_Recorded information_
[Start of Attachment]
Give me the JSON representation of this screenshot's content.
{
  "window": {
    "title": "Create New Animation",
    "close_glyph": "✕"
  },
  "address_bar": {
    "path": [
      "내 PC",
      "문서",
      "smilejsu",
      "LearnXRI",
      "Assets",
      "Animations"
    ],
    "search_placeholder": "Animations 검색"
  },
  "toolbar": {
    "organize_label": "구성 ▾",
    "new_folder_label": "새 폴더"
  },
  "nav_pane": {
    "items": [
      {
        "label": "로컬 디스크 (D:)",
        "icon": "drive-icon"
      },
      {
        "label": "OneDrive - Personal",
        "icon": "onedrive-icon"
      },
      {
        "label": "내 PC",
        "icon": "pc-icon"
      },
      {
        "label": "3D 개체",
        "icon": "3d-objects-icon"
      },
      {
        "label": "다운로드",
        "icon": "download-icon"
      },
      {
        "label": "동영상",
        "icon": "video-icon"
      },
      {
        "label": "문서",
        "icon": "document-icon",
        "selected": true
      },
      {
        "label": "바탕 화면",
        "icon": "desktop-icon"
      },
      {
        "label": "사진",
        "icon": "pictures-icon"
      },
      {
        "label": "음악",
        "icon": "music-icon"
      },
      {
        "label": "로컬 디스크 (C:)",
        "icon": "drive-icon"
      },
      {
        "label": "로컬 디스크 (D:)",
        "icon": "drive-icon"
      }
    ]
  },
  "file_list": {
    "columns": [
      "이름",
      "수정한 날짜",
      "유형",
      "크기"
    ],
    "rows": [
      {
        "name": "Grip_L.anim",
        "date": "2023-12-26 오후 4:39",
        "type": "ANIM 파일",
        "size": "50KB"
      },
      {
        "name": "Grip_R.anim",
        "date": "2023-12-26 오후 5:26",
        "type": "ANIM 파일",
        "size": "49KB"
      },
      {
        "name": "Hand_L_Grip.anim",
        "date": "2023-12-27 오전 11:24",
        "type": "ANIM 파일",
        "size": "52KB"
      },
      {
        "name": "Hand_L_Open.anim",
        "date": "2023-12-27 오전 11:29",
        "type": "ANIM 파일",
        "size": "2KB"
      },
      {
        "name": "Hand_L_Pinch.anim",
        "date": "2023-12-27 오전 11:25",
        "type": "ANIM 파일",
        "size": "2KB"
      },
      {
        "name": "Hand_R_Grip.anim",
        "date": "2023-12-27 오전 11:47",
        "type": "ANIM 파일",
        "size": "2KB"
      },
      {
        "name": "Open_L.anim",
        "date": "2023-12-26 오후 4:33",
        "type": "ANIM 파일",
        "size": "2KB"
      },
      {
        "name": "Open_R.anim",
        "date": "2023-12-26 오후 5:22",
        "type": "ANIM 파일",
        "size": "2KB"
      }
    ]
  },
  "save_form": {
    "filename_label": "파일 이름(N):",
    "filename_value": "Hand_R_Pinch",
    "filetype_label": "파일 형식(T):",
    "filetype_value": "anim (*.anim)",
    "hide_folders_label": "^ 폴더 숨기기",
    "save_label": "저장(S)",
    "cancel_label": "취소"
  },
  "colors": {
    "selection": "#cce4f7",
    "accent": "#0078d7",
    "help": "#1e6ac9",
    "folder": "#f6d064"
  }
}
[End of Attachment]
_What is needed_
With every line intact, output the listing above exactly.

_Answer to this exercise_
Give me the JSON representation of this screenshot's content.
{
  "window": {
    "title": "Create New Animation",
    "close_glyph": "✕"
  },
  "address_bar": {
    "path": [
      "내 PC",
      "문서",
      "smilejsu",
      "LearnXRI",
      "Assets",
      "Animations"
    ],
    "search_placeholder": "Animations 검색"
  },
  "toolbar": {
    "organize_label": "구성 ▾",
    "new_folder_label": "새 폴더"
  },
  "nav_pane": {
    "items": [
      {
        "label": "로컬 디스크 (D:)",
        "icon": "drive-icon"
      },
      {
        "label": "OneDrive - Personal",
        "icon": "onedrive-icon"
      },
      {
        "label": "내 PC",
        "icon": "pc-icon"
      },
      {
        "label": "3D 개체",
        "icon": "3d-objects-icon"
      },
      {
        "label": "다운로드",
        "icon": "download-icon"
      },
      {
        "label": "동영상",
        "icon": "video-icon"
      },
      {
        "label": "문서",
        "icon": "document-icon",
        "selected": true
      },
      {
        "label": "바탕 화면",
        "icon": "desktop-icon"
      },
      {
        "label": "사진",
        "icon": "pictures-icon"
      },
      {
        "label": "음악",
        "icon": "music-icon"
      },
      {
        "label": "로컬 디스크 (C:)",
        "icon": "drive-icon"
      },
      {
        "label": "로컬 디스크 (D:)",
        "icon": "drive-icon"
      }
    ]
  },
  "file_list": {
    "columns": [
      "이름",
      "수정한 날짜",
      "유형",
      "크기"
    ],
    "rows": [
      {
        "name": "Grip_L.anim",
        "date": "2023-12-26 오후 4:39",
        "type": "ANIM 파일",
        "size": "50KB"
      },
      {
        "name": "Grip_R.anim",
        "date": "2023-12-26 오후 5:26",
        "type": "ANIM 파일",
        "size": "49KB"
      },
      {
        "name": "Hand_L_Grip.anim",
        "date": "2023-12-27 오전 11:24",
        "type": "ANIM 파일",
        "size": "52KB"
      },
      {
        "name": "Hand_L_Open.anim",
        "date": "2023-12-27 오전 11:29",
        "type": "ANIM 파일",
        "size": "2KB"
      },
      {
        "name": "Hand_L_Pinch.anim",
        "date": "2023-12-27 오전 11:25",
        "type": "ANIM 파일",
        "size": "2KB"
      },
      {
        "name": "Hand_R_Grip.anim",
        "date": "2023-12-27 오전 11:47",
        "type": "ANIM 파일",
        "size": "2KB"
      },
      {
        "name": "Open_L.anim",
        "date": "2023-12-26 오후 4:33",
        "type": "ANIM 파일",
        "size": "2KB"
      },
      {
        "name": "Open_R.anim",
        "date": "2023-12-26 오후 5:22",
        "type": "ANIM 파일",
        "size": "2KB"
      }
    ]
  },
  "save_form": {
    "filename_label": "파일 이름(N):",
    "filename_value": "Hand_R_Pinch",
    "filetype_label": "파일 형식(T):",
    "filetype_value": "anim (*.anim)",
    "hide_folders_label": "^ 폴더 숨기기",
    "save_label": "저장(S)",
    "cancel_label": "취소"
  },
  "colors": {
    "selection": "#cce4f7",
    "accent": "#0078d7",
    "help": "#1e6ac9",
    "folder": "#f6d064"
  }
}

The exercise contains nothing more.